EXERCISE DETAILS: Every line containing the word "players" must be pulled from the records.

Stored data entries:
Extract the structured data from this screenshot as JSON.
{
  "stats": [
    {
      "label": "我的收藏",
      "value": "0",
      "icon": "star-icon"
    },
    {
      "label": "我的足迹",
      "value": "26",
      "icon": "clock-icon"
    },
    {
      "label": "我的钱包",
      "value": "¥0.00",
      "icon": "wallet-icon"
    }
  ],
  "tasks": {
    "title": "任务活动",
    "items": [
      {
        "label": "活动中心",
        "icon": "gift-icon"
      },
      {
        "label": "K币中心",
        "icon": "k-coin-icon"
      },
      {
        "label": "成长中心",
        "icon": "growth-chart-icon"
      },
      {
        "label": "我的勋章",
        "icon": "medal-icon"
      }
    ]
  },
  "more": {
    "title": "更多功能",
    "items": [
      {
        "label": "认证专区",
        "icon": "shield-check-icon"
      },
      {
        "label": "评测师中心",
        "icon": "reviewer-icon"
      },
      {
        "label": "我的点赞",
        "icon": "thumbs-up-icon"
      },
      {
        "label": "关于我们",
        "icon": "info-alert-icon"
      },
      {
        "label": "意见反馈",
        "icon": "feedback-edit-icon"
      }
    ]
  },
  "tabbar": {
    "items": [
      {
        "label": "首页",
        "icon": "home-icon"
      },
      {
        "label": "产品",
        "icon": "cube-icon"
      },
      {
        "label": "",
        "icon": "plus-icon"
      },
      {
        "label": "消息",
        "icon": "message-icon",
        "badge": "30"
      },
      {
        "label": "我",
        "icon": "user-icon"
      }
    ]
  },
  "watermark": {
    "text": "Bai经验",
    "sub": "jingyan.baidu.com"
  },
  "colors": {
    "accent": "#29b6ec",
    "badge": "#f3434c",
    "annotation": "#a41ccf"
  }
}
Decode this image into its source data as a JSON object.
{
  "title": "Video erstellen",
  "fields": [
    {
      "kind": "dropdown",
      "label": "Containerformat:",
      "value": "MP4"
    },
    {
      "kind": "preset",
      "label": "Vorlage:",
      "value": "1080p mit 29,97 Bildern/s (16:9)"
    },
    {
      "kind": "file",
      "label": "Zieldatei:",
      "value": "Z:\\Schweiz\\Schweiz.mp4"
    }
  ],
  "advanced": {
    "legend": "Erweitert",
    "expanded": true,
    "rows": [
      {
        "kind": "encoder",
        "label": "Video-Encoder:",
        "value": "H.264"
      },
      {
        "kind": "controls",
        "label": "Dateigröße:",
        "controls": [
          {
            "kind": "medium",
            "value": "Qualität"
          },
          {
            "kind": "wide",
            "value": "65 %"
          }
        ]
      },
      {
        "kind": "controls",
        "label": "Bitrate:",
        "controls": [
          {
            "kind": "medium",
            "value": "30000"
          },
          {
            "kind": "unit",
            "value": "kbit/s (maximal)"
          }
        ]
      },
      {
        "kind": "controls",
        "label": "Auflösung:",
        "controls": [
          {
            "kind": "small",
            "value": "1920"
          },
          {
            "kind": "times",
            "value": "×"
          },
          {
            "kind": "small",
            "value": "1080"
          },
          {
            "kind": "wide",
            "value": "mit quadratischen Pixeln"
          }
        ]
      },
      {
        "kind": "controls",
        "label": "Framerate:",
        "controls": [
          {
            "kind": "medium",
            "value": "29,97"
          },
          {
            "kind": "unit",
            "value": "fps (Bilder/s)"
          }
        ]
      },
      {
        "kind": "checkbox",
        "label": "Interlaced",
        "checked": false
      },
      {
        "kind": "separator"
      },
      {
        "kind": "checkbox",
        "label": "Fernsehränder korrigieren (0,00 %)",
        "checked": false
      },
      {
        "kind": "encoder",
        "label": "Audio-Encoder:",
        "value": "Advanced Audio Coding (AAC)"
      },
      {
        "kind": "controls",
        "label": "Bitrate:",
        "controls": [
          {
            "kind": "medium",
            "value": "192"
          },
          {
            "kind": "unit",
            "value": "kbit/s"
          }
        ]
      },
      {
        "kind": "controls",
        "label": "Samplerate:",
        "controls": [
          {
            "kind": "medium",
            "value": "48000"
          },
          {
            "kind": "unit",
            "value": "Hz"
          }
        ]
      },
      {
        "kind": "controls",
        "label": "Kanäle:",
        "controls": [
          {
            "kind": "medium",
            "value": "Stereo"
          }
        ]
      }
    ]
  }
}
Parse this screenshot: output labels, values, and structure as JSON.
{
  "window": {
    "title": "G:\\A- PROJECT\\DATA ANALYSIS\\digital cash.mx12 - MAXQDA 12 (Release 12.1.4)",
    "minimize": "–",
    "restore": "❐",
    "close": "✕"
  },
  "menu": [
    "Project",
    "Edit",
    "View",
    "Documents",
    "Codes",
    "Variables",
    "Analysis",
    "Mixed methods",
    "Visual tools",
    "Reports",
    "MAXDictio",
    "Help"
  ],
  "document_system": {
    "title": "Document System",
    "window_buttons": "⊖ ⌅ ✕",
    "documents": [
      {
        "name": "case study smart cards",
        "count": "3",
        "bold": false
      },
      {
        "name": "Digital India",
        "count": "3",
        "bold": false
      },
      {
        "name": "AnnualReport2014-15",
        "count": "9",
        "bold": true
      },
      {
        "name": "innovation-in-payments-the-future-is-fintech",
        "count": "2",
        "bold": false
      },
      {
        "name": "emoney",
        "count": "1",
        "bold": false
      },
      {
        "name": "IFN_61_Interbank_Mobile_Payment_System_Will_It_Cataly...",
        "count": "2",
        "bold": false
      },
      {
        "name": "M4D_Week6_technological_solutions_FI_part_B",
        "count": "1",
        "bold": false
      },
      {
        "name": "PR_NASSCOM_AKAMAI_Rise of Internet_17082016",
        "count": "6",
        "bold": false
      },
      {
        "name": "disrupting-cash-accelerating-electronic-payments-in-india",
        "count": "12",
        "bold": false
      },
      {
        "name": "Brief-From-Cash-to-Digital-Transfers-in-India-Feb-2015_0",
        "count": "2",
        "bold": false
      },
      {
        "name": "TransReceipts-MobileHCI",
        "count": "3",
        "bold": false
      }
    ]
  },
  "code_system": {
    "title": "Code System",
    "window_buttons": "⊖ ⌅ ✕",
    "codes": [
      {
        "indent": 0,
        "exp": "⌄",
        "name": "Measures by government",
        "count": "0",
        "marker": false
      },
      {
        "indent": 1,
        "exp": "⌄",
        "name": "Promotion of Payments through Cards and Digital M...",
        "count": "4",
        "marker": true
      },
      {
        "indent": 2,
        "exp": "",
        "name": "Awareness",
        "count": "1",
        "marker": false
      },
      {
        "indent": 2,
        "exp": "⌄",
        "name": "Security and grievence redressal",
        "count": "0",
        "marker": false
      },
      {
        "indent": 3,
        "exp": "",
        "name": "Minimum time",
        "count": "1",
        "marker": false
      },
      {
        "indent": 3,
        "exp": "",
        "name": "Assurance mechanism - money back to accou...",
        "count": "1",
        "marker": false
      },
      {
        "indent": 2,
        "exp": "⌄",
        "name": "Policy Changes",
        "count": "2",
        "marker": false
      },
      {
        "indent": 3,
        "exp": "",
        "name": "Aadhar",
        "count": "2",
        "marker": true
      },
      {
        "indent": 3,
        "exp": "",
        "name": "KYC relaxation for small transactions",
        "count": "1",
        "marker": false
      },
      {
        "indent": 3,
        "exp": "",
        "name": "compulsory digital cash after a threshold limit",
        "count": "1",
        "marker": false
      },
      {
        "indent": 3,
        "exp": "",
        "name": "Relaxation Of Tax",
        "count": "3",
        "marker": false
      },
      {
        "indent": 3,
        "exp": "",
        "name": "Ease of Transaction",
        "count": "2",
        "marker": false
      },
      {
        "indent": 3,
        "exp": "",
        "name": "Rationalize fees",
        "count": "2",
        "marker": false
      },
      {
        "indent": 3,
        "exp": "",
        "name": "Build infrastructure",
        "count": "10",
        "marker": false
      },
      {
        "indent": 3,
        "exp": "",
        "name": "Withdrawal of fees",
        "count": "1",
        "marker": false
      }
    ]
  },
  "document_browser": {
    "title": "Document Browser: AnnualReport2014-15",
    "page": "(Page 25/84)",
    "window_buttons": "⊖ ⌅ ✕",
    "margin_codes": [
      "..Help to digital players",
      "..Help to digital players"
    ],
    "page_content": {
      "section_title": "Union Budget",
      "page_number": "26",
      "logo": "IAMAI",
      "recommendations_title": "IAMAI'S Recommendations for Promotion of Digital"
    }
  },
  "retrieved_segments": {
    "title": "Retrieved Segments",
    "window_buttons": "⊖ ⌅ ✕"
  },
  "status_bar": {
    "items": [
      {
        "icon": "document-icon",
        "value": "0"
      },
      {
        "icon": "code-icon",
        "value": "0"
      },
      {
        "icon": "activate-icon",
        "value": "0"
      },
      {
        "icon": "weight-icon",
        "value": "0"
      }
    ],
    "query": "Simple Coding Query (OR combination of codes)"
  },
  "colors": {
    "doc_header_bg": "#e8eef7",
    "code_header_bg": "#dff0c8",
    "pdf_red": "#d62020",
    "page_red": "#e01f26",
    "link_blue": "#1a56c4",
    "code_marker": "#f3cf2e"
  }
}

RESULT BELOW:
      "..Help to digital players",
      "..Help to digital players"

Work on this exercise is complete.